**DATA FOR ANALYSIS**.
++++++++

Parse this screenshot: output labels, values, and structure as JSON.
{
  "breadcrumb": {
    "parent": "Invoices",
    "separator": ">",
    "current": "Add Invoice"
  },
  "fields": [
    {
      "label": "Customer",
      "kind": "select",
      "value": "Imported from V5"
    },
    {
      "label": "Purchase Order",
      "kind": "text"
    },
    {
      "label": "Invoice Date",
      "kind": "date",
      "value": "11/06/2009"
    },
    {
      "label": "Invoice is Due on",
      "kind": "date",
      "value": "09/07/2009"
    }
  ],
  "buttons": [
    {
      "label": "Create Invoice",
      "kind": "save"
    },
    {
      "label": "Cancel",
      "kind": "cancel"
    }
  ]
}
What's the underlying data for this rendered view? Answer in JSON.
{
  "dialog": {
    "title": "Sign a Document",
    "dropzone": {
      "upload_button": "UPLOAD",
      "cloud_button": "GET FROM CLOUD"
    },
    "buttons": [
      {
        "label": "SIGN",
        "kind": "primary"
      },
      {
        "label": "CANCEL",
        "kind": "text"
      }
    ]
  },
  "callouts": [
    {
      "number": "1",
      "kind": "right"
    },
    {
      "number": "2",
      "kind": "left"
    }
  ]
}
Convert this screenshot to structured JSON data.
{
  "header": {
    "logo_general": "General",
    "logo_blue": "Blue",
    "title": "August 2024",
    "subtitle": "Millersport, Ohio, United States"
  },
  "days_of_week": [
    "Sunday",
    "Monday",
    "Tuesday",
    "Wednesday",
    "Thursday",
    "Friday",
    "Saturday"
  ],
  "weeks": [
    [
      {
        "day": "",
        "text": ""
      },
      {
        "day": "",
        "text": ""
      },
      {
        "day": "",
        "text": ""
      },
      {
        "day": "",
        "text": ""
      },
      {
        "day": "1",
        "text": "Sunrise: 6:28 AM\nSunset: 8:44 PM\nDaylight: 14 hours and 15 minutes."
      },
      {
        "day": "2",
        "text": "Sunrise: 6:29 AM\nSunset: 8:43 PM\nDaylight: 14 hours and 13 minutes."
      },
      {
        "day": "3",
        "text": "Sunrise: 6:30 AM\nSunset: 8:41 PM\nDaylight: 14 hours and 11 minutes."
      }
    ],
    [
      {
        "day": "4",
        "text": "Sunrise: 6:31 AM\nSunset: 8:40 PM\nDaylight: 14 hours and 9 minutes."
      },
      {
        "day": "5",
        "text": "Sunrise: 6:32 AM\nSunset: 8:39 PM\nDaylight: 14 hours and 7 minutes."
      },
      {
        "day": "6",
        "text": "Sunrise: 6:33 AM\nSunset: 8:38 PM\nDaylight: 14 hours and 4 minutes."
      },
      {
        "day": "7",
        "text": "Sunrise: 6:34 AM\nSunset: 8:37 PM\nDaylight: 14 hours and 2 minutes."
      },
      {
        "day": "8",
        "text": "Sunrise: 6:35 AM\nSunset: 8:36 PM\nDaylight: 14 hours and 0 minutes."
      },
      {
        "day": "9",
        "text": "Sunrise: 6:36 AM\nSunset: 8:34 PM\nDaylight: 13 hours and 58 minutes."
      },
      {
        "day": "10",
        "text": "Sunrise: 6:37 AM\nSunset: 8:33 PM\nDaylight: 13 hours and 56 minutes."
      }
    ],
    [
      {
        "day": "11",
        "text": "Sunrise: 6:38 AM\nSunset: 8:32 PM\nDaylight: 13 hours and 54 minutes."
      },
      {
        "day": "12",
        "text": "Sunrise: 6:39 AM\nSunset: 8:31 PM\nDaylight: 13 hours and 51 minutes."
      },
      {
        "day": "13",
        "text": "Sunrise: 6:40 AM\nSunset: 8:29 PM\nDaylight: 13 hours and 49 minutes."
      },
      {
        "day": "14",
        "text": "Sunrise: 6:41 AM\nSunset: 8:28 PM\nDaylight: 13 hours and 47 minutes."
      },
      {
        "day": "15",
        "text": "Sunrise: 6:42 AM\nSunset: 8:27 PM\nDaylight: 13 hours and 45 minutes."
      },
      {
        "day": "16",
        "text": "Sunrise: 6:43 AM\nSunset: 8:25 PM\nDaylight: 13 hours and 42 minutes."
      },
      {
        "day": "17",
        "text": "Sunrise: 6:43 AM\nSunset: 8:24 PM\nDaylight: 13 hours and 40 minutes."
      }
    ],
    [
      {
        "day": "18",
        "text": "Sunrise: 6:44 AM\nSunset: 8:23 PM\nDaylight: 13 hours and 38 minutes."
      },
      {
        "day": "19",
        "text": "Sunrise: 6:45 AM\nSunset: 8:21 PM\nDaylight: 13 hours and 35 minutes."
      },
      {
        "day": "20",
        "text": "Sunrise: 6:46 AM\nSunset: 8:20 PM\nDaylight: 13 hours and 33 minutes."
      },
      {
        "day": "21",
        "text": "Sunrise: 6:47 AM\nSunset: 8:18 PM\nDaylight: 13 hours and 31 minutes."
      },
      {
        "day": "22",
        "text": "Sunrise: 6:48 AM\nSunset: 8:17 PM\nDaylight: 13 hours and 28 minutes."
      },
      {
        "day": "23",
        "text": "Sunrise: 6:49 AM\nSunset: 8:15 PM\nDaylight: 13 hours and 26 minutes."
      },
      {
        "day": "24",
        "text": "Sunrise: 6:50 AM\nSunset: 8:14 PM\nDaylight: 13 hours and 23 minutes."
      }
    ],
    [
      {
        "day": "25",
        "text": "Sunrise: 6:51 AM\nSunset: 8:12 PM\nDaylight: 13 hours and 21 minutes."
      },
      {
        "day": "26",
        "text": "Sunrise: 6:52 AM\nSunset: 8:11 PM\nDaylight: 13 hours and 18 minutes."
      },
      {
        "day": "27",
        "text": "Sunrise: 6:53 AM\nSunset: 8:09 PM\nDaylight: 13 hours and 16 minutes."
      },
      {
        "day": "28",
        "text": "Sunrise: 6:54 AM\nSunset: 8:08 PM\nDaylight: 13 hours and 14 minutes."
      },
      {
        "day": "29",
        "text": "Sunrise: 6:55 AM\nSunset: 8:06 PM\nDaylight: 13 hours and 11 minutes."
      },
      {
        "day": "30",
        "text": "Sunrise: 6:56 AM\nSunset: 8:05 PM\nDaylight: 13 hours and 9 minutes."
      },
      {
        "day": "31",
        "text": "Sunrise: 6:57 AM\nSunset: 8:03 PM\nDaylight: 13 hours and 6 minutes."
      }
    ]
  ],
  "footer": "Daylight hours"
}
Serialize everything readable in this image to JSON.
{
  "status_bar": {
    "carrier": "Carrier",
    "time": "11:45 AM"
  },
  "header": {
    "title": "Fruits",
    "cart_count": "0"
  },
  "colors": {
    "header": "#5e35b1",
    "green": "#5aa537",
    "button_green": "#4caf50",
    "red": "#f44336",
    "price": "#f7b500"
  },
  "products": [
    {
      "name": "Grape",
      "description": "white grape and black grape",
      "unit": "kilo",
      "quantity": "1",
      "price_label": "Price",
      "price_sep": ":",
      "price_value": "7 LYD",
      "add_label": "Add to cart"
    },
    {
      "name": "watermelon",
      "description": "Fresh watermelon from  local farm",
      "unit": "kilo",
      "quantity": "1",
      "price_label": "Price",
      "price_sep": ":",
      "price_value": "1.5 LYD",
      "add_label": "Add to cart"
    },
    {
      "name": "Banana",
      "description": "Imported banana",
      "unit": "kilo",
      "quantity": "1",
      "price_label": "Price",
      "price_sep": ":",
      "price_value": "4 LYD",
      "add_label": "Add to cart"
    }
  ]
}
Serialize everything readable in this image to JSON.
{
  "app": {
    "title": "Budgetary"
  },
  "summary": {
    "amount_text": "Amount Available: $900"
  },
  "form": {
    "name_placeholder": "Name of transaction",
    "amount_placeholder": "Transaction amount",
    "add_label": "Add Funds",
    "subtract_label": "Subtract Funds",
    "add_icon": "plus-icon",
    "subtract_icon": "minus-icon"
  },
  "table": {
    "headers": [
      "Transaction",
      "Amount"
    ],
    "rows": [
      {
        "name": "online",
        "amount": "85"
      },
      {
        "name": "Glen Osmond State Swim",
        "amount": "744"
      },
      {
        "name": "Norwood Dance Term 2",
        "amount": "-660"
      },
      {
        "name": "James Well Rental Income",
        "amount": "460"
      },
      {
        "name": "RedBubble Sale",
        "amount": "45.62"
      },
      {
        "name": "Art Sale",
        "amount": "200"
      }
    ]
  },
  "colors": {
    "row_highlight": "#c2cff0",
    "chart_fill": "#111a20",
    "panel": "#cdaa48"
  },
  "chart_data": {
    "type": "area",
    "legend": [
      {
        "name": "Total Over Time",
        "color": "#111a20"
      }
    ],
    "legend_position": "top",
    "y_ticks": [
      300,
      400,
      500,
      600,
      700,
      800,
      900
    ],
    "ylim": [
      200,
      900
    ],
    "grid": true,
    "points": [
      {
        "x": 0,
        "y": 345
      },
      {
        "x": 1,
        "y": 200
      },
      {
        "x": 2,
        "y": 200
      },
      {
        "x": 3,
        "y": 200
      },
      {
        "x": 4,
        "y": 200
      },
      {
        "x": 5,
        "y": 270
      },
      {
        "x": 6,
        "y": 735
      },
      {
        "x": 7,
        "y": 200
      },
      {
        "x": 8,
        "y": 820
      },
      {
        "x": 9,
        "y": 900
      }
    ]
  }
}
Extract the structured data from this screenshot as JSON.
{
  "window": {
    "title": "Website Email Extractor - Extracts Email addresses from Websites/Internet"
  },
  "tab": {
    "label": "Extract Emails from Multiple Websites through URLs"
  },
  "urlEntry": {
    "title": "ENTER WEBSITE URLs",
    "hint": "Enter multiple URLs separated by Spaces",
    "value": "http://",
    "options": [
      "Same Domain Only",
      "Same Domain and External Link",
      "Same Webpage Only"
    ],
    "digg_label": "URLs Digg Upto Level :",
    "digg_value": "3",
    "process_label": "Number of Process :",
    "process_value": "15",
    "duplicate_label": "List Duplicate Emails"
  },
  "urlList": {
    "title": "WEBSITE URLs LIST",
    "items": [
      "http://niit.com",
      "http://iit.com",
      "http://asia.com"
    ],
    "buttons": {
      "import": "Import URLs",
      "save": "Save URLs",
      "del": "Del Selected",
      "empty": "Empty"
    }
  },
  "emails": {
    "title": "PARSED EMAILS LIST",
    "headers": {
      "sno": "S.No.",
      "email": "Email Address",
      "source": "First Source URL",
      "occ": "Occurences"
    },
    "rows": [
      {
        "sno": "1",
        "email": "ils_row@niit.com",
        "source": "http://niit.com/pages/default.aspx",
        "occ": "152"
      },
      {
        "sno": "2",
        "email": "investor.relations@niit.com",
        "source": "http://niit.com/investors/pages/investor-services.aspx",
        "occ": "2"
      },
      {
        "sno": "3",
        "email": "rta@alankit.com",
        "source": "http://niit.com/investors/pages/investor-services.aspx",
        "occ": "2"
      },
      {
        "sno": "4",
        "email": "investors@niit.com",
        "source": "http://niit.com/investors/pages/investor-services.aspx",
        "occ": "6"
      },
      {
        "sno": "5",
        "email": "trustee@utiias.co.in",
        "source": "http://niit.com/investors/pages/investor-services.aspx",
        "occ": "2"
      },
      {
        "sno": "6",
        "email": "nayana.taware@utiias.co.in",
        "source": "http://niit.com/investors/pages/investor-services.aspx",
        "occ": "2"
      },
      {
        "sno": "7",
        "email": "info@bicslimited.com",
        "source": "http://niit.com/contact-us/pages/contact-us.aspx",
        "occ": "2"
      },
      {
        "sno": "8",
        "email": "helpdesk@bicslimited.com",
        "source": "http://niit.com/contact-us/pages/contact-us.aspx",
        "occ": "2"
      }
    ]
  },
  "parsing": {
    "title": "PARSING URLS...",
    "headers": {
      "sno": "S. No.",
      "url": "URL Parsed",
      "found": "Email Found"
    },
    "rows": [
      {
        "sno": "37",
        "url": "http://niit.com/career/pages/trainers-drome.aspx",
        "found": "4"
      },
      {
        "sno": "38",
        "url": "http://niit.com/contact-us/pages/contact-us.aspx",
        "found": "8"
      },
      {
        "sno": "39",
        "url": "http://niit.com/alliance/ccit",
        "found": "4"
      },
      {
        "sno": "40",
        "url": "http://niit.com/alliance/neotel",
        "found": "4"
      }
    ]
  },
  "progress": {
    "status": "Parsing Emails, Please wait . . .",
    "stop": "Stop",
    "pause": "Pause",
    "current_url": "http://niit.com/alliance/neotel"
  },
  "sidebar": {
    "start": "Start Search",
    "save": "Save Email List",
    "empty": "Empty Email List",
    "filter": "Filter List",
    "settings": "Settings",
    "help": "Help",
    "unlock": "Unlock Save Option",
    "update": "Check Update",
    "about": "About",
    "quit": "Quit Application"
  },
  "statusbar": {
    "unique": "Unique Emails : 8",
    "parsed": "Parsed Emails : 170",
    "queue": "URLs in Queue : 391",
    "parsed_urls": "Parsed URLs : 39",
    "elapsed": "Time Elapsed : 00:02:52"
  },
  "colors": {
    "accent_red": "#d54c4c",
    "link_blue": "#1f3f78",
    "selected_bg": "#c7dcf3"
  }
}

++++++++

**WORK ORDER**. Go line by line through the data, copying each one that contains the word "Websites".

**WRITTEN SOLUTION**.
    "title": "Website Email Extractor - Extracts Email addresses from Websites/Internet"
    "label": "Extract Emails from Multiple Websites through URLs"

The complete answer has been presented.